Results: Rates of adoption of addiction treatment medications in private sector programs were lower than the adoption of psychiatric medications. Even when analyses were restricted to programs with access to physicians, adoption of each addiction treatment medication had occurred in less than 50% of programs. Within adopting programs, implementation was highly variable. Although approximately 70% of patients with cooccurring psychiatric diagnoses received psychiatric medications, rates of implementation of medication-assisted treatment for opioid dependence and alcohol use disorders were just 34.4% and 24.0%, respectively.

Conclusions: Although previous research has documented higher rates of medication adoption in privately funded treatment programs, this study revealed that both adoption and implementation of pharmacotherapies to treat addiction remains modest. Future research should examine the different types of barriers to implementation, such as physician decision making, patient preferences, and system-level barriers stemming from financing and public policy.

From the Department of Behavioral Science and Center on Drug and Alcohol Research (HKK), College of Medicine, University of Kentucky, Lexington, KY; Center for Research on Behavioral Health and Human Services Delivery (AJA, PMR), and Department of Sociology (AJA, PMR), University of Georgia, Athens, GA.

Received for publication July 1, 2009; accepted December January 13, 2010.

Supported by the National Institute on Drug Abuse (R01DA13110), the National Institute on Alcohol Abuse and Alcoholism (F32AA016872 and R01AA015974), and the Robert Wood Johnson Foundation Substance Abuse Policy Research Program (Grant no. 65111).
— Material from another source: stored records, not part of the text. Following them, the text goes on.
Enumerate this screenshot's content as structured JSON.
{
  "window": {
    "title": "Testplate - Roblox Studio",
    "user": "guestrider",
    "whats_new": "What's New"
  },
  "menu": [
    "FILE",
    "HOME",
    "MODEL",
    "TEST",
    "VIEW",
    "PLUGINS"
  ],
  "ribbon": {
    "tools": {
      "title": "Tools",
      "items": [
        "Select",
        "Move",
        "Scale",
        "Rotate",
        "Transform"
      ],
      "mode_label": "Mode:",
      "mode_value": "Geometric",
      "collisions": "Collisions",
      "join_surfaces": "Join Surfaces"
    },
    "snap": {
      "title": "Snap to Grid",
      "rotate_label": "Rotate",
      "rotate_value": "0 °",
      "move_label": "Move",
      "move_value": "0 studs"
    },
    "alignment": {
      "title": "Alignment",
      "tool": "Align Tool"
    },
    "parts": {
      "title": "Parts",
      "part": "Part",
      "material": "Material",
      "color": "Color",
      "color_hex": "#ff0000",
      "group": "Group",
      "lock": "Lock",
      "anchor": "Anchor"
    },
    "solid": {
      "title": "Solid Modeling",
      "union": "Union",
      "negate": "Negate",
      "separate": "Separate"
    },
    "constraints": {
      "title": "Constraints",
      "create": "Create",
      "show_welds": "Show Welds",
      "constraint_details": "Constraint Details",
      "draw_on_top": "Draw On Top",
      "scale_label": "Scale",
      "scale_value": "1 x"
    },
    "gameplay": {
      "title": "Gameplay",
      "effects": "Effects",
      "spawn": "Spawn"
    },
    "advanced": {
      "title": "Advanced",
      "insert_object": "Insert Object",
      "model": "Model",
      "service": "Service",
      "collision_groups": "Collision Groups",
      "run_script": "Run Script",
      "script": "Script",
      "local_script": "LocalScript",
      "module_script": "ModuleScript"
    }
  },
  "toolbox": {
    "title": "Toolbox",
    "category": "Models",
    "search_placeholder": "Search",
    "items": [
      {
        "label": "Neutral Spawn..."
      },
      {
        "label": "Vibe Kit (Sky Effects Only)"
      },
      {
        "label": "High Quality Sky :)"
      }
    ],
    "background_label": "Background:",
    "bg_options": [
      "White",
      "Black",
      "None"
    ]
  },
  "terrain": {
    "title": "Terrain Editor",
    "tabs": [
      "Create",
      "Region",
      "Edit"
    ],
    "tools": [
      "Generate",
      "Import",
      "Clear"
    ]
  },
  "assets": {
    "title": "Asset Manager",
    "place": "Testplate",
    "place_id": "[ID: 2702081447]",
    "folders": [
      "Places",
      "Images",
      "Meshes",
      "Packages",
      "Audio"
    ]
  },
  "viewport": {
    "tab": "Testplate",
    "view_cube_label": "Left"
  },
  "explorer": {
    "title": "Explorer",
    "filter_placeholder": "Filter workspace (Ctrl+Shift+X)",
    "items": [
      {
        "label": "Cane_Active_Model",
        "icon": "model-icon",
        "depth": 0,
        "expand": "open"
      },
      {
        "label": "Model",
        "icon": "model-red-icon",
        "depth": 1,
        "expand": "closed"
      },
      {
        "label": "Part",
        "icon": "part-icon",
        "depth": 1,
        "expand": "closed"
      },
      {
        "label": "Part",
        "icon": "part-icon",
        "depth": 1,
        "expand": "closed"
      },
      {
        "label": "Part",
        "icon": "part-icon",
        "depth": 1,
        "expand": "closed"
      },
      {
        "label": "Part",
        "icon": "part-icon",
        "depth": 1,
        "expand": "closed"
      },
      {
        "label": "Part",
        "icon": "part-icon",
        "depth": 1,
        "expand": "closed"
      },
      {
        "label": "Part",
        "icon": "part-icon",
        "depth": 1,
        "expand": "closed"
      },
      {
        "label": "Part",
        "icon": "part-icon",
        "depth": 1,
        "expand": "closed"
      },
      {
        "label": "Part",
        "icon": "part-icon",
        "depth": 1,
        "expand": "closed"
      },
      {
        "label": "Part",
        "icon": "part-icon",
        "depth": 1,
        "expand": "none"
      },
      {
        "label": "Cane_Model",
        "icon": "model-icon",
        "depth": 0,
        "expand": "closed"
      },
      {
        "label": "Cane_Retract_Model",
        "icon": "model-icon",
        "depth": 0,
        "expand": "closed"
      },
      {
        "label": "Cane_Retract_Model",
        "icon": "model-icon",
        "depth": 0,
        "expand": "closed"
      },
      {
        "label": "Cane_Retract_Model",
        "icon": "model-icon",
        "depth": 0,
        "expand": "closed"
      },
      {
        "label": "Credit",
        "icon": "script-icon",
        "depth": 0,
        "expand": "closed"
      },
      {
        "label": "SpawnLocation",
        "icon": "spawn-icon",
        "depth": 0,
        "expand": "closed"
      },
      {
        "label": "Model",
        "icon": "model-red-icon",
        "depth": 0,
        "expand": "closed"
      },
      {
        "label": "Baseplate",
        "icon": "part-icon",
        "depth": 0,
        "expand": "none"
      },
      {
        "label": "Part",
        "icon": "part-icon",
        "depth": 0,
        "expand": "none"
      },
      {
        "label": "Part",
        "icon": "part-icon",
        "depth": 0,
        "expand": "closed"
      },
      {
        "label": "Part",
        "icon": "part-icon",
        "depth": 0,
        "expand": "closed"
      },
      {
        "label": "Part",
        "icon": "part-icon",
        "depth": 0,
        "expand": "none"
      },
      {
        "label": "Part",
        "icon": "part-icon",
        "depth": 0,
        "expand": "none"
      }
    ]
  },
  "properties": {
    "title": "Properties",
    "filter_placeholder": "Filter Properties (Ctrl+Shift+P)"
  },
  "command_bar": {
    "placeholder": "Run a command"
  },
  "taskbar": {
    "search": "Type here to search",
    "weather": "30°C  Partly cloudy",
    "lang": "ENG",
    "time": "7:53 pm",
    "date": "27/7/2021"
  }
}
Send correspondence and reprint requests to Hannah K. Knudsen, PhD, Department of Behavioral Science, University of Kentucky, 109 Medical Behavioral Science Building, Lexington, KY 40536-0086. e-mail:

© 2011 American Society of Addiction Medicine